About this exercise: Line by line, repeat all the material exactly as it appears.

Input data:
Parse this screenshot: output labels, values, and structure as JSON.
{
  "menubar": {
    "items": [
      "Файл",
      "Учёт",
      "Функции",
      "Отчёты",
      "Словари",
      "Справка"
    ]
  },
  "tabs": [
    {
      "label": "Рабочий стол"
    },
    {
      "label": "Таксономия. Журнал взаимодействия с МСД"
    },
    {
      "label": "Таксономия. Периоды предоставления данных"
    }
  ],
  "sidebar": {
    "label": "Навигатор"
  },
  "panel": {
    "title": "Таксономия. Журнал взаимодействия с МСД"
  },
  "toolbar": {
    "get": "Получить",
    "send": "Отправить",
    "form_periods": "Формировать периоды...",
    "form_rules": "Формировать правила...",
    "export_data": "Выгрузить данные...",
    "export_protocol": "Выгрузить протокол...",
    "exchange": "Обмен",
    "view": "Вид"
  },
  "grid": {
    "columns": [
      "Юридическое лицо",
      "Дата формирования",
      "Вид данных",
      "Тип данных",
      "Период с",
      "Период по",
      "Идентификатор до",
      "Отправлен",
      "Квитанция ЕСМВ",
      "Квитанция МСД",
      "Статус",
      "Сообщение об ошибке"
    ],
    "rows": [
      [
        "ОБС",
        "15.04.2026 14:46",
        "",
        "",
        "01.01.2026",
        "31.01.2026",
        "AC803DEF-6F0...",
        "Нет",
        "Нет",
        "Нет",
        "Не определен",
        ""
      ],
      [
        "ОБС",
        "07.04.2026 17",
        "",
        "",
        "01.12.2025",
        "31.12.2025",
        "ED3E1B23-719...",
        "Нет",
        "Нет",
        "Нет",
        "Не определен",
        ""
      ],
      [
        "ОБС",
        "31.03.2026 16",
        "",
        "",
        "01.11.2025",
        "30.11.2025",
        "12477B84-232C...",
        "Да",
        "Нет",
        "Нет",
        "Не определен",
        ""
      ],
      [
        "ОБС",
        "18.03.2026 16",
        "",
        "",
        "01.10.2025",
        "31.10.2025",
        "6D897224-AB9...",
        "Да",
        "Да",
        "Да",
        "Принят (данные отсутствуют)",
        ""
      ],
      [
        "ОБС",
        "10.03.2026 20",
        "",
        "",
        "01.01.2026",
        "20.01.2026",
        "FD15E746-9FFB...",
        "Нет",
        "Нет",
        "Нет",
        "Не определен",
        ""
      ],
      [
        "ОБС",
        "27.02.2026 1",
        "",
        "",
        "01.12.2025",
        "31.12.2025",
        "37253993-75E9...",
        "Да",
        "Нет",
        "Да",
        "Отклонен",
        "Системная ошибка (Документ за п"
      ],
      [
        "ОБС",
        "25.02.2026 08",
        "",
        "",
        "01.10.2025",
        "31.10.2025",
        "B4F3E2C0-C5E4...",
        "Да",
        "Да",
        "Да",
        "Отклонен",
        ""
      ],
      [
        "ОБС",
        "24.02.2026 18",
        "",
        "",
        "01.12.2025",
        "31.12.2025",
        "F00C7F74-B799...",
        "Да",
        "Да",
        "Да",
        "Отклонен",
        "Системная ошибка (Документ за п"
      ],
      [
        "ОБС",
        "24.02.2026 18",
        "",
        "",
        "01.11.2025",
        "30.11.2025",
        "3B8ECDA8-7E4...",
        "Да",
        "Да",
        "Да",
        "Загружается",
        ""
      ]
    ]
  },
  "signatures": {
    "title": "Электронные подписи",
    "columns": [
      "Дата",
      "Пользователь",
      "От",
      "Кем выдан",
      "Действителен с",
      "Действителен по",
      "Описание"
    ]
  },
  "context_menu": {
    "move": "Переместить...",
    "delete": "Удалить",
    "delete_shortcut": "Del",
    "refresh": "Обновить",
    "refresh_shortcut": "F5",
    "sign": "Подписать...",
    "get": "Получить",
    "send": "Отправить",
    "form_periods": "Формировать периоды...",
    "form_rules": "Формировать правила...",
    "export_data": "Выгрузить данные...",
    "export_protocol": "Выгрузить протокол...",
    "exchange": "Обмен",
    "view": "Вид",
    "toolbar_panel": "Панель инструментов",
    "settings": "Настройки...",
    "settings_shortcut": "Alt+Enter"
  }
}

Solution:
Parse this screenshot: output labels, values, and structure as JSON.
{
  "menubar": {
    "items": [
      "Файл",
      "Учёт",
      "Функции",
      "Отчёты",
      "Словари",
      "Справка"
    ]
  },
  "tabs": [
    {
      "label": "Рабочий стол"
    },
    {
      "label": "Таксономия. Журнал взаимодействия с МСД"
    },
    {
      "label": "Таксономия. Периоды предоставления данных"
    }
  ],
  "sidebar": {
    "label": "Навигатор"
  },
  "panel": {
    "title": "Таксономия. Журнал взаимодействия с МСД"
  },
  "toolbar": {
    "get": "Получить",
    "send": "Отправить",
    "form_periods": "Формировать периоды...",
    "form_rules": "Формировать правила...",
    "export_data": "Выгрузить данные...",
    "export_protocol": "Выгрузить протокол...",
    "exchange": "Обмен",
    "view": "Вид"
  },
  "grid": {
    "columns": [
      "Юридическое лицо",
      "Дата формирования",
      "Вид данных",
      "Тип данных",
      "Период с",
      "Период по",
      "Идентификатор до",
      "Отправлен",
      "Квитанция ЕСМВ",
      "Квитанция МСД",
      "Статус",
      "Сообщение об ошибке"
    ],
    "rows": [
      [
        "ОБС",
        "15.04.2026 14:46",
        "",
        "",
        "01.01.2026",
        "31.01.2026",
        "AC803DEF-6F0...",
        "Нет",
        "Нет",
        "Нет",
        "Не определен",
        ""
      ],
      [
        "ОБС",
        "07.04.2026 17",
        "",
        "",
        "01.12.2025",
        "31.12.2025",
        "ED3E1B23-719...",
        "Нет",
        "Нет",
        "Нет",
        "Не определен",
        ""
      ],
      [
        "ОБС",
        "31.03.2026 16",
        "",
        "",
        "01.11.2025",
        "30.11.2025",
        "12477B84-232C...",
        "Да",
        "Нет",
        "Нет",
        "Не определен",
        ""
      ],
      [
        "ОБС",
        "18.03.2026 16",
        "",
        "",
        "01.10.2025",
        "31.10.2025",
        "6D897224-AB9...",
        "Да",
        "Да",
        "Да",
        "Принят (данные отсутствуют)",
        ""
      ],
      [
        "ОБС",
        "10.03.2026 20",
        "",
        "",
        "01.01.2026",
        "20.01.2026",
        "FD15E746-9FFB...",
        "Нет",
        "Нет",
        "Нет",
        "Не определен",
        ""
      ],
      [
        "ОБС",
        "27.02.2026 1",
        "",
        "",
        "01.12.2025",
        "31.12.2025",
        "37253993-75E9...",
        "Да",
        "Нет",
        "Да",
        "Отклонен",
        "Системная ошибка (Документ за п"
      ],
      [
        "ОБС",
        "25.02.2026 08",
        "",
        "",
        "01.10.2025",
        "31.10.2025",
        "B4F3E2C0-C5E4...",
        "Да",
        "Да",
        "Да",
        "Отклонен",
        ""
      ],
      [
        "ОБС",
        "24.02.2026 18",
        "",
        "",
        "01.12.2025",
        "31.12.2025",
        "F00C7F74-B799...",
        "Да",
        "Да",
        "Да",
        "Отклонен",
        "Системная ошибка (Документ за п"
      ],
      [
        "ОБС",
        "24.02.2026 18",
        "",
        "",
        "01.11.2025",
        "30.11.2025",
        "3B8ECDA8-7E4...",
        "Да",
        "Да",
        "Да",
        "Загружается",
        ""
      ]
    ]
  },
  "signatures": {
    "title": "Электронные подписи",
    "columns": [
      "Дата",
      "Пользователь",
      "От",
      "Кем выдан",
      "Действителен с",
      "Действителен по",
      "Описание"
    ]
  },
  "context_menu": {
    "move": "Переместить...",
    "delete": "Удалить",
    "delete_shortcut": "Del",
    "refresh": "Обновить",
    "refresh_shortcut": "F5",
    "sign": "Подписать...",
    "get": "Получить",
    "send": "Отправить",
    "form_periods": "Формировать периоды...",
    "form_rules": "Формировать правила...",
    "export_data": "Выгрузить данные...",
    "export_protocol": "Выгрузить протокол...",
    "exchange": "Обмен",
    "view": "Вид",
    "toolbar_panel": "Панель инструментов",
    "settings": "Настройки...",
    "settings_shortcut": "Alt+Enter"
  }
}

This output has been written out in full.